Israel Rank: The Autobiography of a Criminal (1907) by Roy Horniman. The inspiration for Kind Hearts and Coronets (one of the greatest films ever made) which inspired A Gentleman's Guide to Love and Murder (one of the greatest musicals ever made), Israel Rank has a very different tone. I had heard that the book was anti-semitic, which is why I hadn't read it before, but the impression I got was that it exposes and pillories anti-semitism in Edwardian Britain. The 'wit' hasn't all travelled well, but it's better than I expected.

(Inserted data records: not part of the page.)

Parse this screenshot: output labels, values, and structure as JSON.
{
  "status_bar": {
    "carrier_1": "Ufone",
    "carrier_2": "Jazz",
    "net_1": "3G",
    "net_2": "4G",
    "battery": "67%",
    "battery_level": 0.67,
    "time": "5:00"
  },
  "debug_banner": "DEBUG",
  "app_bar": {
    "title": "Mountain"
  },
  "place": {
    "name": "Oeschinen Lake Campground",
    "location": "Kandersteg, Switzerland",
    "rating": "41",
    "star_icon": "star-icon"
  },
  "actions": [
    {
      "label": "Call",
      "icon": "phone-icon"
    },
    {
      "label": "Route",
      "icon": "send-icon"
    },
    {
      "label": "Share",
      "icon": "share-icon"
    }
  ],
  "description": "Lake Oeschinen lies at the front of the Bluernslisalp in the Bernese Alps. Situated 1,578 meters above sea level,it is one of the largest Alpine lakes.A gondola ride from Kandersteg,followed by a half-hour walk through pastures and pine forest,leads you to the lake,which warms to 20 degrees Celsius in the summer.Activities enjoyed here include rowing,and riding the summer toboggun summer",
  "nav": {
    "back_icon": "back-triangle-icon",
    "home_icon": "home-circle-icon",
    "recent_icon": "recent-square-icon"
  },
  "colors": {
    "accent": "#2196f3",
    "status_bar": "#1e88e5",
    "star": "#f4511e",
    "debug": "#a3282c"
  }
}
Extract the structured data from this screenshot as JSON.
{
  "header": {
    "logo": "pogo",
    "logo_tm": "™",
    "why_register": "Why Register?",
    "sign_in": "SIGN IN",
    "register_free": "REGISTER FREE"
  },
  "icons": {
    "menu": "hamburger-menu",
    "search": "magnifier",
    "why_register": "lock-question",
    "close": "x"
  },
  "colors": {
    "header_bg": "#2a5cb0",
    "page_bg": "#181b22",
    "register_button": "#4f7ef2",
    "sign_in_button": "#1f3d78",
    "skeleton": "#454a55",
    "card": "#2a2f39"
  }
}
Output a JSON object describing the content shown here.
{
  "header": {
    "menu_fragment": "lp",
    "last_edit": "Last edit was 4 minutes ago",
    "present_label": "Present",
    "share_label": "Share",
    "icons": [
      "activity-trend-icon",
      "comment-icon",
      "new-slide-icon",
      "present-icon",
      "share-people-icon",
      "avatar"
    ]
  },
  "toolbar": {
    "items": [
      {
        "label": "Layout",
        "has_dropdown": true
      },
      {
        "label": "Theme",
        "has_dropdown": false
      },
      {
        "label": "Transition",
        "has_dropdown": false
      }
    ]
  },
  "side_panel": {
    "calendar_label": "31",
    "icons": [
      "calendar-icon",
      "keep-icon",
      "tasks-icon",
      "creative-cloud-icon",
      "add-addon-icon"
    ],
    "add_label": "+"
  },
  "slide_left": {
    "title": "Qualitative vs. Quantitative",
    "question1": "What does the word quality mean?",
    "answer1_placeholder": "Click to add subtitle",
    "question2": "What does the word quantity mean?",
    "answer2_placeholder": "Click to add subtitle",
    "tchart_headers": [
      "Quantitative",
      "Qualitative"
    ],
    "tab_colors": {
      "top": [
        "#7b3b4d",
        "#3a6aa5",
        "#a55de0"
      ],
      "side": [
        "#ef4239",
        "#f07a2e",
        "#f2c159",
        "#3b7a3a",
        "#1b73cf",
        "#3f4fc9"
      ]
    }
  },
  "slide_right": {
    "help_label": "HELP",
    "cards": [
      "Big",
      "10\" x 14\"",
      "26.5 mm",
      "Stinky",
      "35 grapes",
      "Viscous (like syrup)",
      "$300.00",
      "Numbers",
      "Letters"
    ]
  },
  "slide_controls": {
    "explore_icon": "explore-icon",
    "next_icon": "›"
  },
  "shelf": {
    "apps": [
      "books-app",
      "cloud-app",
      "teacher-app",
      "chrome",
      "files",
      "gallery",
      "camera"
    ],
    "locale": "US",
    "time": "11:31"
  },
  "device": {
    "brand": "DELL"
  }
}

A Murder is Announced (1956, Goodyear Playhouse). Miss Marple's first ever screen outing! Here she is played by an unrepentantly-accented Gracie Fields, and the young Roger Moore makes an early appearance showcasing all the woodenness for which he would become famous. This is an adaptation of a relatively complex novel featuring three murders, and the whole thing runs for one hour including commercials. It shouldn't work, but is surprisingly enjoyable. A Murder is Announced is hard to view, but well worth it if you get a chance.
The Murder Wall (2012) by Mari Hannah. Hannah's debut thriller introduces DCI Kate Daniels, who is remarkable as one of the first high-profile lesbian detectives in fiction. However, Hannah has stated several times that the character's sexuality was never really supposed to be an issue. It is a gripping, intense read from the opening graphic rape scene right up to the end. Although some of the writing irks -- Detached exclamations! Exclamation marks! -- the handling of sensitive issues is chillingly effective.
Writing in an Age of Silence (2007) by Sara Paretsky. A powerful memoir from the creator of V.I. Warshawski. Paretsky explores her political and literary influences. I first read it before I'd read any of Paretsky's fiction and thoroughly enjoyed it then; revisiting, it's even more rewarding.
Mine (2018) by Susi Fox. Another debut thriller, this time by an Australian medical professional. Mine tells the story of a new mother who becomes convinced that her baby is not her baby. It is an extremely readable novel, although I found the conclusion unsettling.